Source records:
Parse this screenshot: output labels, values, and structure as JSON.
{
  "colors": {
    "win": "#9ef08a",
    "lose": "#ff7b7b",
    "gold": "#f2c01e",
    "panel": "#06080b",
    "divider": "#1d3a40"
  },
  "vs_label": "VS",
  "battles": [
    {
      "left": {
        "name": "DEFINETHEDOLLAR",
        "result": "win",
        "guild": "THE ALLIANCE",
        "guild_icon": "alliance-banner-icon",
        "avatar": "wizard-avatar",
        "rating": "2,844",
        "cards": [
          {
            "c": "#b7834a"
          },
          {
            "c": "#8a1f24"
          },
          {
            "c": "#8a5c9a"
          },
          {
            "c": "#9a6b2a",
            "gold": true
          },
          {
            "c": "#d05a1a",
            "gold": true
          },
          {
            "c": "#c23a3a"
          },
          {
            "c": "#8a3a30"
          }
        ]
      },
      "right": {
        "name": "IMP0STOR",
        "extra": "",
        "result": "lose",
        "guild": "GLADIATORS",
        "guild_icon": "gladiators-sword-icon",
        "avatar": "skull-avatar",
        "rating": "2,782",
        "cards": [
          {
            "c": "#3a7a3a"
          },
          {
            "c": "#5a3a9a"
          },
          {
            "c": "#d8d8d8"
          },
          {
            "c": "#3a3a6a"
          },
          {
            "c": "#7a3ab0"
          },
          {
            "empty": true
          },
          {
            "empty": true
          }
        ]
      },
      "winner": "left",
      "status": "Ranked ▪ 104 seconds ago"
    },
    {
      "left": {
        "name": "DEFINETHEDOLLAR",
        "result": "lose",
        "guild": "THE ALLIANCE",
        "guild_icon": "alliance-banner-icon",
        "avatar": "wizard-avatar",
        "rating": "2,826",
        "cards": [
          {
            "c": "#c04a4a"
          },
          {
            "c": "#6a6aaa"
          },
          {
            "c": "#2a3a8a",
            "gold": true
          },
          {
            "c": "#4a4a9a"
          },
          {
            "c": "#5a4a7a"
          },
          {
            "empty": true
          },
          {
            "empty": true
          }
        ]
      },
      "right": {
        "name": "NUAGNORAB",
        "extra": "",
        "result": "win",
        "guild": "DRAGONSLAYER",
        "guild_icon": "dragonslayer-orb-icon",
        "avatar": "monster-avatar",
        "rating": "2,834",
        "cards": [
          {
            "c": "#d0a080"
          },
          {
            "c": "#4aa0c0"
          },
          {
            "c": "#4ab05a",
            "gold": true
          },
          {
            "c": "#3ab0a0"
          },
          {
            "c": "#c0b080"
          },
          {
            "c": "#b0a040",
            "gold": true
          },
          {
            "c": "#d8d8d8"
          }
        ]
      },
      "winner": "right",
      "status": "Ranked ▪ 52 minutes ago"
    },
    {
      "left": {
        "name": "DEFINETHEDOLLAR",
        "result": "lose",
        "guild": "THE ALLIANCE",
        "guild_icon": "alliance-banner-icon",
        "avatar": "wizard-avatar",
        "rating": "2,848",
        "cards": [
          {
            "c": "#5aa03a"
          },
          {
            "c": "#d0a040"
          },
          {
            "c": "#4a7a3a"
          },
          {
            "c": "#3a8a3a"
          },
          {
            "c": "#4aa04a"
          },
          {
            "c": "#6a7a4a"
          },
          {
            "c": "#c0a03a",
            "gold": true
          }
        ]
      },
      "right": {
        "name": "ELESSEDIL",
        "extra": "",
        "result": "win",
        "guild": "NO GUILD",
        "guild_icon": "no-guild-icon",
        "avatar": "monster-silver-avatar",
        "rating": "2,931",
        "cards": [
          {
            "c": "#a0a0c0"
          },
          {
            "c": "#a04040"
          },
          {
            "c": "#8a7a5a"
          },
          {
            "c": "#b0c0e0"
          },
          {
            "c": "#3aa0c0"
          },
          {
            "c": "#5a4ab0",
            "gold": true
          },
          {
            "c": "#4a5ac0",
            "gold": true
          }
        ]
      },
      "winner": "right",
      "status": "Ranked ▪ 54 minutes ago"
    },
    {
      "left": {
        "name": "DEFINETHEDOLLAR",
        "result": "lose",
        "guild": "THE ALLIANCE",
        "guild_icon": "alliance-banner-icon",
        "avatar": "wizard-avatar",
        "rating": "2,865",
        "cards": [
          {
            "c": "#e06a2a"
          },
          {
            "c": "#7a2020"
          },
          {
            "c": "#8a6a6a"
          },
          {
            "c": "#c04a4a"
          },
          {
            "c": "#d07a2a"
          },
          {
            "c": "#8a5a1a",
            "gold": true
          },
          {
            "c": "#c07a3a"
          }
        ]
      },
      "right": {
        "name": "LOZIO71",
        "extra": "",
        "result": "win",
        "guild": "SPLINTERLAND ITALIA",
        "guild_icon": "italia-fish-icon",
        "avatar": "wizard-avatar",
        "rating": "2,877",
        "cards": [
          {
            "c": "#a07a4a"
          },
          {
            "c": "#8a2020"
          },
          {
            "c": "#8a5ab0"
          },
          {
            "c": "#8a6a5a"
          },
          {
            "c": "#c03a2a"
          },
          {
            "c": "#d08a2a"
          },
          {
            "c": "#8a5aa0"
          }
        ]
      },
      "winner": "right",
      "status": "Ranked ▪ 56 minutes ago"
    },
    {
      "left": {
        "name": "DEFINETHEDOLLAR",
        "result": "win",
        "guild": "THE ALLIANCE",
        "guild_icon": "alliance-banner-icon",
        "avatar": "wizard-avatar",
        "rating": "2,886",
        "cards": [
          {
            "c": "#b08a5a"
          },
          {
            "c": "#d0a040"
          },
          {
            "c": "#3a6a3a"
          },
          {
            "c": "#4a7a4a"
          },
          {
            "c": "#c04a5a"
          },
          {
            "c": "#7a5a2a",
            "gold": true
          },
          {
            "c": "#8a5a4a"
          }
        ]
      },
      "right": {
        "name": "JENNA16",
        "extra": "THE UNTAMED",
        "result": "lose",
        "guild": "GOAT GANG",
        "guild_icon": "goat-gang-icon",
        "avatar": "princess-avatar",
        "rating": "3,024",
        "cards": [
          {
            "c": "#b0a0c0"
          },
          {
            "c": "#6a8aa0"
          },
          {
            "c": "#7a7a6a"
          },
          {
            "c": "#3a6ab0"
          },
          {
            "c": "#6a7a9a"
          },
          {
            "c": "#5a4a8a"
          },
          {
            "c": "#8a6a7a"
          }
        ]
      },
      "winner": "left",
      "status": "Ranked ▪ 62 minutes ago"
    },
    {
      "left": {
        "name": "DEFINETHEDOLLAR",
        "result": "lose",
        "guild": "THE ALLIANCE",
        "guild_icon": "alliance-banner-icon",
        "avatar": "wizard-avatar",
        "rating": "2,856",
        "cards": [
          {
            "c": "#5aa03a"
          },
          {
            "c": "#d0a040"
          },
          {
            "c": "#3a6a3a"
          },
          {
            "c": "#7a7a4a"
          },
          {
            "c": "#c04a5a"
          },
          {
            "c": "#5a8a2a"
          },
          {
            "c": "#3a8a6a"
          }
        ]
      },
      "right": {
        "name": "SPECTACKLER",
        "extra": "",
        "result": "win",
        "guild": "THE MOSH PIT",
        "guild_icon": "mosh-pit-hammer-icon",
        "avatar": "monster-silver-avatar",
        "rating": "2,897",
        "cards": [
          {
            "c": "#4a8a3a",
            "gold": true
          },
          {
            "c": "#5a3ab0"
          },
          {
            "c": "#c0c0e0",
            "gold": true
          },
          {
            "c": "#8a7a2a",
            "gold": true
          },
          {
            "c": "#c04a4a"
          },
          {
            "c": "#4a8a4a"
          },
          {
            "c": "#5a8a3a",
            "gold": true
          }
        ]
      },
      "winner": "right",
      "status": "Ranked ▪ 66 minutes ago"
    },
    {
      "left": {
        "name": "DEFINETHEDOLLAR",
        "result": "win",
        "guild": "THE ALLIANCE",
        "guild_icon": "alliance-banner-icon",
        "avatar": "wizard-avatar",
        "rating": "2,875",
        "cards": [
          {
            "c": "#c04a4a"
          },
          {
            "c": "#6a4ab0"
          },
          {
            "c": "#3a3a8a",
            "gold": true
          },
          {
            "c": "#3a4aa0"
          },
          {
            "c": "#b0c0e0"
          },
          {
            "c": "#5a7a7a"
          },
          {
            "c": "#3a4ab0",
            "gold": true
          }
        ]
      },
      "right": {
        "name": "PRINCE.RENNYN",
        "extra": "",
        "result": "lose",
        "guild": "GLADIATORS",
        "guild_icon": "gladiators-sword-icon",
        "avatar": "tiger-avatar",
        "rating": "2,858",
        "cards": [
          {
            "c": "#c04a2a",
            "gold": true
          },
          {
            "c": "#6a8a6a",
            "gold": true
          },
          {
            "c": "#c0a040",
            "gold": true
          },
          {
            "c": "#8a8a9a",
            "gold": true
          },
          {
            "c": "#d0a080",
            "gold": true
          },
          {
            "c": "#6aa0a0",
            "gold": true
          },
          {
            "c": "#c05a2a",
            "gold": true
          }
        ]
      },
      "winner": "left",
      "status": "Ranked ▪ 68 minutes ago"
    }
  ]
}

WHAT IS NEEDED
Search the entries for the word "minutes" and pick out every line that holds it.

WRITTEN SOLUTION
      "status": "Ranked ▪ 52 minutes ago"
      "status": "Ranked ▪ 54 minutes ago"
      "status": "Ranked ▪ 56 minutes ago"
      "status": "Ranked ▪ 62 minutes ago"
      "status": "Ranked ▪ 66 minutes ago"
      "status": "Ranked ▪ 68 minutes ago"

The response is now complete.